I find Yeats’ 1919 poem, The Second Coming, written during the aftermath of WWI, sadly relevant today.                                             “The best lack all conviction, while the worst                                            Are full of passionate intensity.”
At the end of our trip, we returned to Dublin. Will and I went to MoLI (Museum of Literature Ireland), housed in the city’s former Catholic College, which James Joyce attended. Inside there’s a photo of Joyce and his fellow students sitting under this tree that still stands in the back garden. 

The museum includes past and present Irish writers, but the focus is James Joyce. A movie and wall panels portray the author’s life. 
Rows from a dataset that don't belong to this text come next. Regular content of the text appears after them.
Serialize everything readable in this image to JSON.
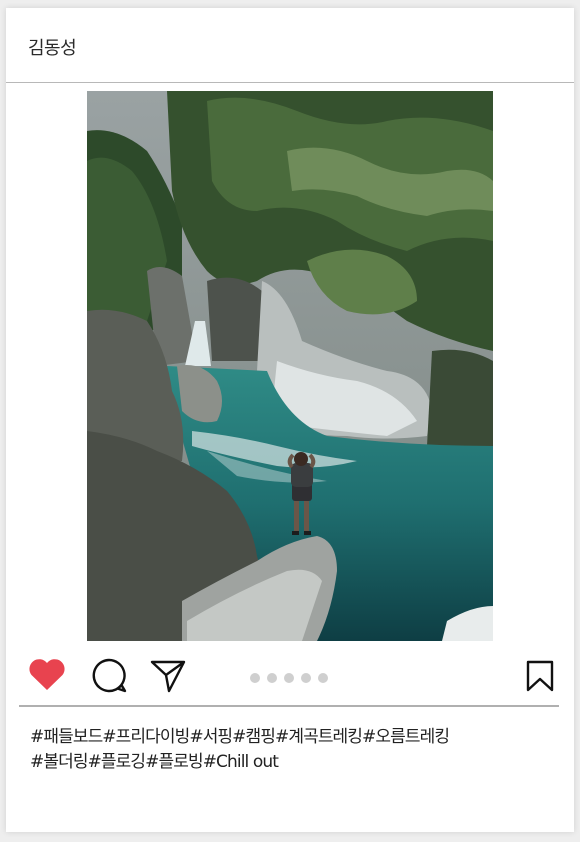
{
  "post": {
    "username": "김동성",
    "image_alt": "Hiker standing on a rock by a turquoise river pool below a waterfall in a green forest gorge"
  },
  "actions": {
    "like_icon": "heart-icon",
    "comment_icon": "comment-icon",
    "share_icon": "paper-plane-icon",
    "save_icon": "bookmark-icon",
    "liked": true,
    "carousel_count": 5
  },
  "caption": {
    "line1": "#패들보드#프리다이빙#서핑#캠핑#계곡트레킹#오름트레킹",
    "line2": "#볼더링#플로깅#플로빙#Chill out"
  },
  "colors": {
    "heart": "#e8434f",
    "dot": "#cfcfcf",
    "divider": "#b0b0b0"
  }
}
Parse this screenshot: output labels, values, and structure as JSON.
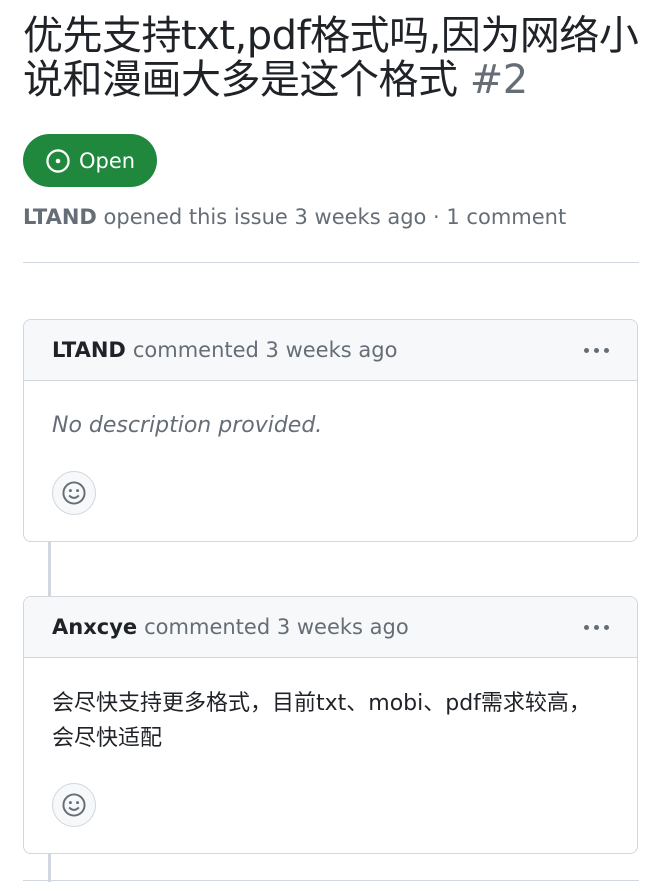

A 3-d map of Dublin marks locations in Joyce’s short stories and novels. 

The first draft of Joyce’s most famous novel, Ulysses, is displayed, showing the author’s colour coding method.

And here’s the first copy of the first edition of Ulysses. 

In my youth, I enjoyed Joyce’s first two books, but didn’t tackle Ulysses because everyone said it was inaccessible.  After my trip, I skimmed the first fifty pages and can boast that I sometimes understood what was going on. I see on the MoLI website they offer an online book club this summer called Ulysses – for the rest of us! The fortnightly sessions promise to demystify the novel. I’m not quite up to the challenge this summer, but maybe next year.